And the World Goes On

Three days of silence at the beginning of Advent and one returns to find the world going on pretty much as usual. People are still murdering one another, hurling insults, performing random acts of kindness and generosity, shivering, smiling and making the best of things. Nothing has changed, and yet everything has. We are closer now to the coming of the Kingdom, both individually and as a community, than we were three days ago. We don’t often advert to the fact that, while time is linear, the point at which it intersects with eternity lies outside time. In this it reflects the nature of Advent itself, which is simultaneously a waiting for something yet to come and a celebration of that which already is.

This morning I was struck by the reference to ‘the hand of the Lord’ in Isaiah 25. It is a phrase we hear again and again in scripture, usually as an allusion to God’s power and might. We are saved by his hand; his hand assures the victory; he does things by his own hand and no other — and if not his hand, then his arm. The arm of the Lord has gotten the victory. The trouble is, all this smashing and grabbing that the hand of the Lord appears to be doing is rather at odds with the hand of the Lord we see at work in the gospels. Jesus is always stretching out his hand to sinners and touching them. There is a gentleness there that corresponds to the beauty of the imagery of our being graven on the palms of his hand (Isaiah 49) and of the Advent season itself. We await a Saviour who has already come. We know what he is like. We know his gentleness and his strength — we have nothing to fear at his hands, nothing at all.

Advent reminds us that the coming of God may be attended with trumpet blasts and manifestations of power, but it may also be attended by something as fragile as a baby’s breathing. The important thing to remember is that he always comes as Saviour. Our business as the world goes on is to stay alert and await God’s coming, as and when he wills.

(In case you didn’t realise, the last three blog posts were written before our Silence Days and scheduled to appear at daily intervals; likewise the daily prayer tweet. The wonders of technology!)


Time and Eternity: the Easter Octave and the Eighth Day

The Easter Octave is a good time to think about time and eternity. In everyday conversation we use the words loosely, casually even, without regard to the more precise meanings given them by theologians and philosophers.

On Sunday we celebrated in a more intense form than usual the Resurrection of Christ. That is something we do every Sunday, but on Easter Day and throughout these days of the octave we go on celebrating that event as something that occurs uniquely today. Our ‘day’ therefore stretches over eight days, allowing us to assimilate different aspects of it. The Resurrection gospels read this week add to our understanding. They are like the many facets of a polished jewel, each one revealing different depths of colour and meaning.

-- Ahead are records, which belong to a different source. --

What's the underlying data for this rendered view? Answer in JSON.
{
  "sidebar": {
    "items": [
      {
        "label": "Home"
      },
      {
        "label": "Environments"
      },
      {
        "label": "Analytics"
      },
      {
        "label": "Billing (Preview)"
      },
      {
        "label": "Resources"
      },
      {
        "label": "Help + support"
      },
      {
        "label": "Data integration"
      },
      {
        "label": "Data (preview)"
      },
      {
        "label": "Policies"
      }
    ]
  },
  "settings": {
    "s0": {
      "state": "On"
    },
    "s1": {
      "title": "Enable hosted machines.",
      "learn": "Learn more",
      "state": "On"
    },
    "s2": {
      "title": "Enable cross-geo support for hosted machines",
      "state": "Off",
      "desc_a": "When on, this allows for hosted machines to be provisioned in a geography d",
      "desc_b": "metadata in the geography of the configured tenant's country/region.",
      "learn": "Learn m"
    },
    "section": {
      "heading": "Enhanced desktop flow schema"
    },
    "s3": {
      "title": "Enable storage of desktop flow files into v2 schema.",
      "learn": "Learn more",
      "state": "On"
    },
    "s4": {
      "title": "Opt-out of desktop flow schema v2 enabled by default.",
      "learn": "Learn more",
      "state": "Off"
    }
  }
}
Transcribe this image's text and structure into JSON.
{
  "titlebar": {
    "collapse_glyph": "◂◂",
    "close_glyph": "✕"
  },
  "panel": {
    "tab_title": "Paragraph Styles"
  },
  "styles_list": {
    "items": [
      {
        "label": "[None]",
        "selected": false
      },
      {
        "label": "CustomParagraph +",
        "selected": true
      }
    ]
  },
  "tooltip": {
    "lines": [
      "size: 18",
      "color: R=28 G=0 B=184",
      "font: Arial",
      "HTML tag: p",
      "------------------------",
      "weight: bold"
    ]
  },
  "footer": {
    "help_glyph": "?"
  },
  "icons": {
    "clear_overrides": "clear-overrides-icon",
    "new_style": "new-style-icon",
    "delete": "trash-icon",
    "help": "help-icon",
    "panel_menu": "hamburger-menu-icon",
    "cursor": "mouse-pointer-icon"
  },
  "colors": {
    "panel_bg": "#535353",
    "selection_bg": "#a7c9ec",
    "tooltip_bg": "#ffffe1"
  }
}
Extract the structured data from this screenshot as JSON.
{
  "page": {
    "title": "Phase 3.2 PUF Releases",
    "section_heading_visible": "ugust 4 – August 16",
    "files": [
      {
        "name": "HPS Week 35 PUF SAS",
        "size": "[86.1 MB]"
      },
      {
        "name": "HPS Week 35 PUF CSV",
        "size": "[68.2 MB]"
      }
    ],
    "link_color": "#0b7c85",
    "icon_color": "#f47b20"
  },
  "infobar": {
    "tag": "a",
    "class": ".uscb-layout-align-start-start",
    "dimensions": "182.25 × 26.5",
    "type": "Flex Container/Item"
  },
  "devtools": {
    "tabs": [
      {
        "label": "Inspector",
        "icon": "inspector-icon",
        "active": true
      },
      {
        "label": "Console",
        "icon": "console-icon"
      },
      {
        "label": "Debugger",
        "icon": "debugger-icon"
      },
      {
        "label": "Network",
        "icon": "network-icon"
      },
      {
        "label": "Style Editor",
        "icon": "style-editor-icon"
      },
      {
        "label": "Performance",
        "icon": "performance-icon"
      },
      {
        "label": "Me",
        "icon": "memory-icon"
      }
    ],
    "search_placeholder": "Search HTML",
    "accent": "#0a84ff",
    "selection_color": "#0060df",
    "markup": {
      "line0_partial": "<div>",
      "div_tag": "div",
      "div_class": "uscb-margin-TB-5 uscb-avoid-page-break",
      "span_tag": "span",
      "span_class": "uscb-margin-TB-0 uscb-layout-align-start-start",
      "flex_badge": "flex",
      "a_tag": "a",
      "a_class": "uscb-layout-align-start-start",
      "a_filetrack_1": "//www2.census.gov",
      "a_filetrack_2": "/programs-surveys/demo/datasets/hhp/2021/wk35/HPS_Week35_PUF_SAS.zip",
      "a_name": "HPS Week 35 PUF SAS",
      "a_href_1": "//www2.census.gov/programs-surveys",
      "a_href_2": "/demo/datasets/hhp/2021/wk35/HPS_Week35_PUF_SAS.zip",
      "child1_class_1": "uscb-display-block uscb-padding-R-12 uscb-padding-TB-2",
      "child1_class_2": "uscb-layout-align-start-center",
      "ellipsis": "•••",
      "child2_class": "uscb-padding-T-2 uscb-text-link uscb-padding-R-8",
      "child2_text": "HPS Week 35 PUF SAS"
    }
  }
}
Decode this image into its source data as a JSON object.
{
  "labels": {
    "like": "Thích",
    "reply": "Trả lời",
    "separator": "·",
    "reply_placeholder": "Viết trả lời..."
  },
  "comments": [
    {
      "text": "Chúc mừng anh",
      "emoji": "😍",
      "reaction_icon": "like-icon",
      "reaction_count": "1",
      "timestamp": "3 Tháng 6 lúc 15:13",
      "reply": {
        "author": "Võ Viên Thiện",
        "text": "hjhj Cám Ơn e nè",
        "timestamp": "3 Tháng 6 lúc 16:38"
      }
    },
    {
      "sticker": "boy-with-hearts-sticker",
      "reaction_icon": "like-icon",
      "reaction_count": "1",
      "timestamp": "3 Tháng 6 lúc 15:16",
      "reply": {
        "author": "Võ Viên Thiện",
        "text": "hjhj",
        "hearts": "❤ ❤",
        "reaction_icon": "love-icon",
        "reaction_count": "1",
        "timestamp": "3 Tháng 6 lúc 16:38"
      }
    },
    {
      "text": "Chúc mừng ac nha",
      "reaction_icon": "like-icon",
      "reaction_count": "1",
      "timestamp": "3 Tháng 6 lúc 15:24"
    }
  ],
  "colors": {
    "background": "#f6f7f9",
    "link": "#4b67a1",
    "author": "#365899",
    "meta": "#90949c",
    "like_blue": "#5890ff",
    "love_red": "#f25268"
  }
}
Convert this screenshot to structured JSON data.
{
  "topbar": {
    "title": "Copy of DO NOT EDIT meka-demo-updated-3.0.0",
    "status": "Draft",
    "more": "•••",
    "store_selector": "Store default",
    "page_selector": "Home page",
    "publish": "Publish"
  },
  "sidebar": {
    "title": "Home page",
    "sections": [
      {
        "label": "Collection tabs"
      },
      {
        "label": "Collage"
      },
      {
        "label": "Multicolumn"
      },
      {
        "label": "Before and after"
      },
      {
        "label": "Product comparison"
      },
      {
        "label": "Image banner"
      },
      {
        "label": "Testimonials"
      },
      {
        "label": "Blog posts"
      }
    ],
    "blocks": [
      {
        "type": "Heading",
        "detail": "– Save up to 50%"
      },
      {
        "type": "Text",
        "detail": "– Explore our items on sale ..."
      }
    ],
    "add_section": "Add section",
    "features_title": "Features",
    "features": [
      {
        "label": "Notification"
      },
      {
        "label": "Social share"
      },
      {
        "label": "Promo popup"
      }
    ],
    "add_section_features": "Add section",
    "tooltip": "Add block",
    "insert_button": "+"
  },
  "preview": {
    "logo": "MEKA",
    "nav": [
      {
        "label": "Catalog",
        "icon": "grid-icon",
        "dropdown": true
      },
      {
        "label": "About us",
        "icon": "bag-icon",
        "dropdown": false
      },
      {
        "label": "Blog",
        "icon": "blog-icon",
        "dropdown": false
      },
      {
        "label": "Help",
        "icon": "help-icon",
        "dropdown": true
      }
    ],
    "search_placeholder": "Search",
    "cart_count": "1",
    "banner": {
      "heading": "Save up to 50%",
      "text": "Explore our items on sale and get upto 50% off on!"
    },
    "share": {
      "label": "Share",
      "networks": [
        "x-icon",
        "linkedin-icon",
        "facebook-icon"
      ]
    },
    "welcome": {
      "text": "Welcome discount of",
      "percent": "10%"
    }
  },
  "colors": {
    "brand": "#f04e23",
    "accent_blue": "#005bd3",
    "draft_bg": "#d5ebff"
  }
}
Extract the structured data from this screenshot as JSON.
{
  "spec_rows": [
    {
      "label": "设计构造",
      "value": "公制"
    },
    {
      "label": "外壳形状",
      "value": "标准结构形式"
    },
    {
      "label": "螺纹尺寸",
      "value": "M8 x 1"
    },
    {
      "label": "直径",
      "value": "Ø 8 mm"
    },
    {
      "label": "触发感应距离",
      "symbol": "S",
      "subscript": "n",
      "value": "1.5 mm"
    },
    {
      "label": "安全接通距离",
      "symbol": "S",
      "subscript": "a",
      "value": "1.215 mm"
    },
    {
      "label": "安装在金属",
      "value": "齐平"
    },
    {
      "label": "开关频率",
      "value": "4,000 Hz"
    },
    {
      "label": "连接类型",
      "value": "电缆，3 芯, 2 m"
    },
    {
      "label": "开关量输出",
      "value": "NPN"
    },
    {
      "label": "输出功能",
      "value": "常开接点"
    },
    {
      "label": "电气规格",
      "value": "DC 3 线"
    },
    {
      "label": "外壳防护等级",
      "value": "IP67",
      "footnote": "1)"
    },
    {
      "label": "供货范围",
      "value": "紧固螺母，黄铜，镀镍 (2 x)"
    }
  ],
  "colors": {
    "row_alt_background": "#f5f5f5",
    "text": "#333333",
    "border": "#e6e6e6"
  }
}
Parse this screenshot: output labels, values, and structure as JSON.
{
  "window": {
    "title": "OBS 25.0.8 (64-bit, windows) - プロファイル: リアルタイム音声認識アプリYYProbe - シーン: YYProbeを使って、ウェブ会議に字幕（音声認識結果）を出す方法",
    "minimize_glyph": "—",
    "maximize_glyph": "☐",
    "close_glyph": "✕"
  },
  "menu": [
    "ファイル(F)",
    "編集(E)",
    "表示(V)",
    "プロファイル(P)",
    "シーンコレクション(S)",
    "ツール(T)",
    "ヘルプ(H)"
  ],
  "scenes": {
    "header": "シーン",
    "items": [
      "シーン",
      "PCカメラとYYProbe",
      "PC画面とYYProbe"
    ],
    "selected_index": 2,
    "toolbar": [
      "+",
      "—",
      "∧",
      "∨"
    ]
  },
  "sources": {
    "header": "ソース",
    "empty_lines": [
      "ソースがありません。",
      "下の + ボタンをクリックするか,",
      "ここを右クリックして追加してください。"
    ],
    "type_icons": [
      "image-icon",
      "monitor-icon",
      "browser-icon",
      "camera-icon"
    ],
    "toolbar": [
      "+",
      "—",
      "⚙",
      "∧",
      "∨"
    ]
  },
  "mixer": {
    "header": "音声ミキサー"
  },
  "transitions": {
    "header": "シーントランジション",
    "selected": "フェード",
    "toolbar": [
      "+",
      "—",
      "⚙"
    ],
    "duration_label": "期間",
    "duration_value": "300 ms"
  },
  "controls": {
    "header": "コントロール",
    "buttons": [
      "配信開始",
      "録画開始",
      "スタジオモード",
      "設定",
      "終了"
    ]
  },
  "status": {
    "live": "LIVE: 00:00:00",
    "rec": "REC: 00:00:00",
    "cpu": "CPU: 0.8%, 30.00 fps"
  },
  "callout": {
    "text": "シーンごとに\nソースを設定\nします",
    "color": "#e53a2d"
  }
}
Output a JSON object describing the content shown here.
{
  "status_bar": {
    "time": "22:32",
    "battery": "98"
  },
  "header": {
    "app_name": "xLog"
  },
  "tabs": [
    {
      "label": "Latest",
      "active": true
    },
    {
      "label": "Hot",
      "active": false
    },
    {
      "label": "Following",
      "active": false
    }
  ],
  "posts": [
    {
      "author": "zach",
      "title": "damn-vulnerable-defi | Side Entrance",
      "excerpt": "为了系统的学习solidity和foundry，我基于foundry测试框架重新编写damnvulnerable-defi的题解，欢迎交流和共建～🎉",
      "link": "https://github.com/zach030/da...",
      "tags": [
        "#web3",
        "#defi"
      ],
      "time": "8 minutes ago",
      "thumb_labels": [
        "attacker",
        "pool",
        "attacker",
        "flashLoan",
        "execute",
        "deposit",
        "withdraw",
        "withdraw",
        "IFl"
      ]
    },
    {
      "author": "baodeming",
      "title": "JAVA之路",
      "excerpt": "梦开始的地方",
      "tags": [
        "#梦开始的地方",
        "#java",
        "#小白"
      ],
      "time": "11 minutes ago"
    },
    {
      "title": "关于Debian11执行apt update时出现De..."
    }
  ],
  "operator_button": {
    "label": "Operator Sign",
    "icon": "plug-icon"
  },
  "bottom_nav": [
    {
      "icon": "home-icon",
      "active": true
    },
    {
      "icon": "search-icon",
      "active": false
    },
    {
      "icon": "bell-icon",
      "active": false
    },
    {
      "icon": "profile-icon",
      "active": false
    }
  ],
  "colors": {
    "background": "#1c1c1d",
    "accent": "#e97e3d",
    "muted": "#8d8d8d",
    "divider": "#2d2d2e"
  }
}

But what of the eighth day? Is that the same as the octave day? The short answer is ‘no’. In Christian tradition, the eighth day is a sign of the new creation ushered in by the Resurrection. Sunday, as well as being the first day of the week, is also spiritually the eighth day. The early Christian writers made great play with this, seeing the eighth day as a symbol of perfection and fulfilment, the point where time intersected with eternity. Justin Martyr (c.154) described it thus: ‘the first day after the Sabbath [Saturday], remaining the first of all days, is called, however, the eighth, according to the number of all the days of the cycle, and [yet] remains the first.’

So where does that leave us during this Easter octave? We have, in effect, eight days of eighth days. We are living eternity now. And if that were not enough, the Easter season culminates in Pentecost, the great feast of the Church, ‘when the promise is fulfilled; all is made new.’ No wonder that we sing ‘alleluia’ over and over again.